## What needs to be done
Print the entire listing below word for word, excluding its pictures.

## Dataset extract
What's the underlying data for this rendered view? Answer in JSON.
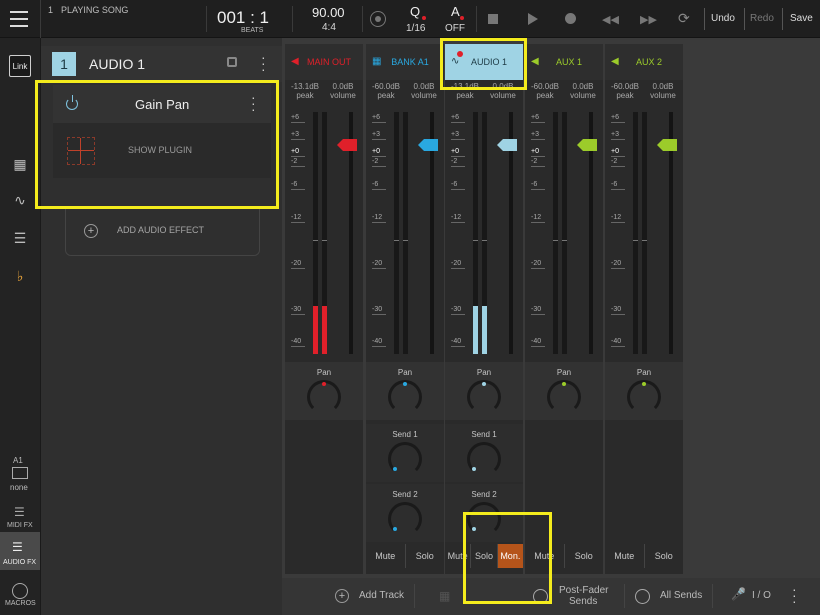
{
  "topbar": {
    "song_index": "1",
    "song_label": "PLAYING SONG",
    "position": "001 : 1",
    "position_unit": "BEATS",
    "tempo": "90.00",
    "time_sig": "4:4",
    "quantize_label": "Q",
    "quantize_value": "1/16",
    "automation_label": "A",
    "automation_value": "OFF",
    "undo_label": "Undo",
    "redo_label": "Redo",
    "save_label": "Save"
  },
  "sidebar": {
    "link_label": "Link",
    "a1_label": "A1",
    "none_label": "none",
    "midi_fx_label": "MIDI FX",
    "audio_fx_label": "AUDIO FX",
    "macros_label": "MACROS"
  },
  "left_panel": {
    "track_number": "1",
    "track_name": "AUDIO 1",
    "plugin_name": "Gain Pan",
    "show_plugin_label": "SHOW PLUGIN",
    "add_effect_label": "ADD AUDIO EFFECT"
  },
  "mixer": {
    "scale_labels": [
      "+6",
      "+3",
      "+0",
      "-2",
      "-6",
      "-12",
      "-20",
      "-30",
      "-40"
    ],
    "peak_label": "peak",
    "volume_label": "volume",
    "pan_label": "Pan",
    "send1_label": "Send 1",
    "send2_label": "Send 2",
    "mute_label": "Mute",
    "solo_label": "Solo",
    "mon_label": "Mon.",
    "channels": [
      {
        "name": "MAIN OUT",
        "peak": "-13.1dB",
        "volume": "0.0dB",
        "color": "#e0202a",
        "level": 0.2
      },
      {
        "name": "BANK A1",
        "peak": "-60.0dB",
        "volume": "0.0dB",
        "color": "#29a8e0",
        "level": 0
      },
      {
        "name": "AUDIO 1",
        "peak": "-13.1dB",
        "volume": "0.0dB",
        "color": "#9fd3e4",
        "level": 0.2
      },
      {
        "name": "AUX 1",
        "peak": "-60.0dB",
        "volume": "0.0dB",
        "color": "#9ccc2a",
        "level": 0
      },
      {
        "name": "AUX 2",
        "peak": "-60.0dB",
        "volume": "0.0dB",
        "color": "#9ccc2a",
        "level": 0
      }
    ]
  },
  "bottombar": {
    "add_track_label": "Add Track",
    "post_fader_label": "Post-Fader",
    "sends_label": "Sends",
    "all_sends_label": "All Sends",
    "io_label": "I / O"
  }
}
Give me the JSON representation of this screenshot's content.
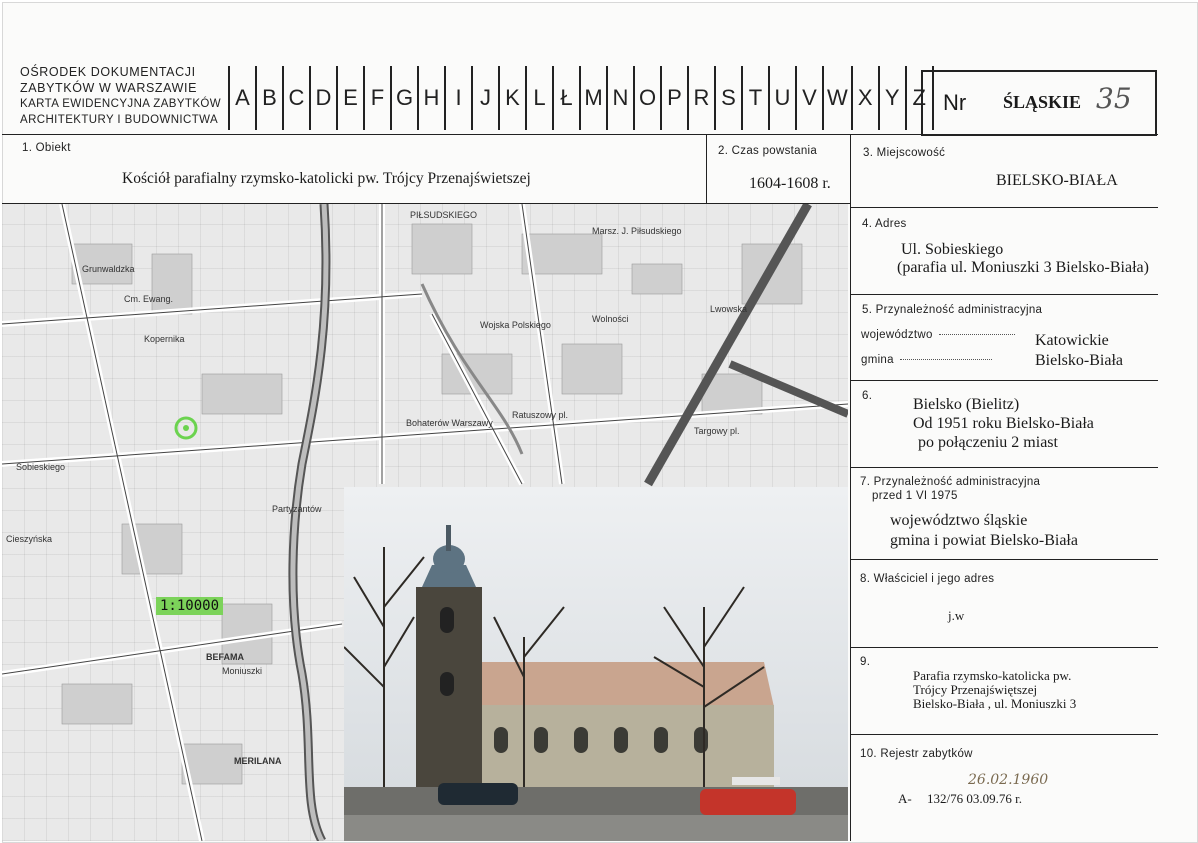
{
  "header": {
    "institution_lines": [
      "OŚRODEK DOKUMENTACJI",
      "ZABYTKÓW W WARSZAWIE",
      "KARTA EWIDENCYJNA ZABYTKÓW",
      "ARCHITEKTURY I BUDOWNICTWA"
    ],
    "letters": [
      "A",
      "B",
      "C",
      "D",
      "E",
      "F",
      "G",
      "H",
      "I",
      "J",
      "K",
      "L",
      "Ł",
      "M",
      "N",
      "O",
      "P",
      "R",
      "S",
      "T",
      "U",
      "V",
      "W",
      "X",
      "Y",
      "Z"
    ],
    "nr_label": "Nr",
    "register": "ŚLĄSKIE",
    "number": "35"
  },
  "fields": {
    "obiekt_label": "1. Obiekt",
    "obiekt_value": "Kościół parafialny rzymsko-katolicki pw. Trójcy Przenajświetszej",
    "czas_label": "2. Czas powstania",
    "czas_value": "1604-1608 r.",
    "miejscowosc_label": "3. Miejscowość",
    "miejscowosc_value": "BIELSKO-BIAŁA",
    "adres_label": "4. Adres",
    "adres_line1": "Ul. Sobieskiego",
    "adres_line2": "(parafia ul. Moniuszki 3 Bielsko-Biała)",
    "przynaleznosc_label": "5. Przynależność administracyjna",
    "wojewodztwo_label": "województwo",
    "wojewodztwo_value": "Katowickie",
    "gmina_label": "gmina",
    "gmina_value": "Bielsko-Biała",
    "f6_label": "6.",
    "f6_line1": "Bielsko (Bielitz)",
    "f6_line2": "Od 1951 roku Bielsko-Biała",
    "f6_line3": "po połączeniu 2 miast",
    "f7_label_line1": "7. Przynależność administracyjna",
    "f7_label_line2": "przed 1 VI 1975",
    "f7_line1": "województwo  śląskie",
    "f7_line2": "gmina i powiat Bielsko-Biała",
    "f8_label": "8. Właściciel i jego adres",
    "f8_value": "j.w",
    "f9_label": "9.",
    "f9_line1": "Parafia rzymsko-katolicka pw.",
    "f9_line2": "Trójcy Przenajświętszej",
    "f9_line3": "Bielsko-Biała , ul. Moniuszki 3",
    "f10_label": "10. Rejestr zabytków",
    "f10_handwritten": "26.02.1960",
    "f10_prefix": "A-",
    "f10_value": "132/76  03.09.76 r."
  },
  "map": {
    "scale": "1:10000",
    "labels": [
      "Cm. Ewang.",
      "PIŁSUDSKIEGO",
      "Marsz. J. Piłsudskiego",
      "Wolności",
      "Wojska Polskiego",
      "Bohaterów Warszawy",
      "Ratuszowy pl.",
      "Targowy pl.",
      "Lwowska",
      "Sobieskiego",
      "BEFAMA",
      "MERILANA",
      "Moniuszki",
      "Cieszyńska",
      "Grunwaldzka",
      "Kopernika",
      "Partyzantów"
    ]
  },
  "colors": {
    "ink": "#222222",
    "map_bg": "#e9e9e9",
    "scale_highlight": "#7cd35a",
    "marker": "#6bd34f",
    "handwriting": "#7a6a50"
  }
}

## Task answer
What's the underlying data for this rendered view? Answer in JSON.
{
  "topbar": {
    "song_index": "1",
    "song_label": "PLAYING SONG",
    "position": "001 : 1",
    "position_unit": "BEATS",
    "tempo": "90.00",
    "time_sig": "4:4",
    "quantize_label": "Q",
    "quantize_value": "1/16",
    "automation_label": "A",
    "automation_value": "OFF",
    "undo_label": "Undo",
    "redo_label": "Redo",
    "save_label": "Save"
  },
  "sidebar": {
    "link_label": "Link",
    "a1_label": "A1",
    "none_label": "none",
    "midi_fx_label": "MIDI FX",
    "audio_fx_label": "AUDIO FX",
    "macros_label": "MACROS"
  },
  "left_panel": {
    "track_number": "1",
    "track_name": "AUDIO 1",
    "plugin_name": "Gain Pan",
    "show_plugin_label": "SHOW PLUGIN",
    "add_effect_label": "ADD AUDIO EFFECT"
  },
  "mixer": {
    "scale_labels": [
      "+6",
      "+3",
      "+0",
      "-2",
      "-6",
      "-12",
      "-20",
      "-30",
      "-40"
    ],
    "peak_label": "peak",
    "volume_label": "volume",
    "pan_label": "Pan",
    "send1_label": "Send 1",
    "send2_label": "Send 2",
    "mute_label": "Mute",
    "solo_label": "Solo",
    "mon_label": "Mon.",
    "channels": [
      {
        "name": "MAIN OUT",
        "peak": "-13.1dB",
        "volume": "0.0dB",
        "color": "#e0202a",
        "level": 0.2
      },
      {
        "name": "BANK A1",
        "peak": "-60.0dB",
        "volume": "0.0dB",
        "color": "#29a8e0",
        "level": 0
      },
      {
        "name": "AUDIO 1",
        "peak": "-13.1dB",
        "volume": "0.0dB",
        "color": "#9fd3e4",
        "level": 0.2
      },
      {
        "name": "AUX 1",
        "peak": "-60.0dB",
        "volume": "0.0dB",
        "color": "#9ccc2a",
        "level": 0
      },
      {
        "name": "AUX 2",
        "peak": "-60.0dB",
        "volume": "0.0dB",
        "color": "#9ccc2a",
        "level": 0
      }
    ]
  },
  "bottombar": {
    "add_track_label": "Add Track",
    "post_fader_label": "Post-Fader",
    "sends_label": "Sends",
    "all_sends_label": "All Sends",
    "io_label": "I / O"
  }
}
Give me the JSON representation of this screenshot's content.
{
  "header": {
    "institution_lines": [
      "OŚRODEK DOKUMENTACJI",
      "ZABYTKÓW W WARSZAWIE",
      "KARTA EWIDENCYJNA ZABYTKÓW",
      "ARCHITEKTURY I BUDOWNICTWA"
    ],
    "letters": [
      "A",
      "B",
      "C",
      "D",
      "E",
      "F",
      "G",
      "H",
      "I",
      "J",
      "K",
      "L",
      "Ł",
      "M",
      "N",
      "O",
      "P",
      "R",
      "S",
      "T",
      "U",
      "V",
      "W",
      "X",
      "Y",
      "Z"
    ],
    "nr_label": "Nr",
    "register": "ŚLĄSKIE",
    "number": "35"
  },
  "fields": {
    "obiekt_label": "1. Obiekt",
    "obiekt_value": "Kościół parafialny rzymsko-katolicki pw. Trójcy Przenajświetszej",
    "czas_label": "2. Czas powstania",
    "czas_value": "1604-1608 r.",
    "miejscowosc_label": "3. Miejscowość",
    "miejscowosc_value": "BIELSKO-BIAŁA",
    "adres_label": "4. Adres",
    "adres_line1": "Ul. Sobieskiego",
    "adres_line2": "(parafia ul. Moniuszki 3 Bielsko-Biała)",
    "przynaleznosc_label": "5. Przynależność administracyjna",
    "wojewodztwo_label": "województwo",
    "wojewodztwo_value": "Katowickie",
    "gmina_label": "gmina",
    "gmina_value": "Bielsko-Biała",
    "f6_label": "6.",
    "f6_line1": "Bielsko (Bielitz)",
    "f6_line2": "Od 1951 roku Bielsko-Biała",
    "f6_line3": "po połączeniu 2 miast",
    "f7_label_line1": "7. Przynależność administracyjna",
    "f7_label_line2": "przed 1 VI 1975",
    "f7_line1": "województwo  śląskie",
    "f7_line2": "gmina i powiat Bielsko-Biała",
    "f8_label": "8. Właściciel i jego adres",
    "f8_value": "j.w",
    "f9_label": "9.",
    "f9_line1": "Parafia rzymsko-katolicka pw.",
    "f9_line2": "Trójcy Przenajświętszej",
    "f9_line3": "Bielsko-Biała , ul. Moniuszki 3",
    "f10_label": "10. Rejestr zabytków",
    "f10_handwritten": "26.02.1960",
    "f10_prefix": "A-",
    "f10_value": "132/76  03.09.76 r."
  },
  "map": {
    "scale": "1:10000",
    "labels": [
      "Cm. Ewang.",
      "PIŁSUDSKIEGO",
      "Marsz. J. Piłsudskiego",
      "Wolności",
      "Wojska Polskiego",
      "Bohaterów Warszawy",
      "Ratuszowy pl.",
      "Targowy pl.",
      "Lwowska",
      "Sobieskiego",
      "BEFAMA",
      "MERILANA",
      "Moniuszki",
      "Cieszyńska",
      "Grunwaldzka",
      "Kopernika",
      "Partyzantów"
    ]
  },
  "colors": {
    "ink": "#222222",
    "map_bg": "#e9e9e9",
    "scale_highlight": "#7cd35a",
    "marker": "#6bd34f",
    "handwriting": "#7a6a50"
  }
}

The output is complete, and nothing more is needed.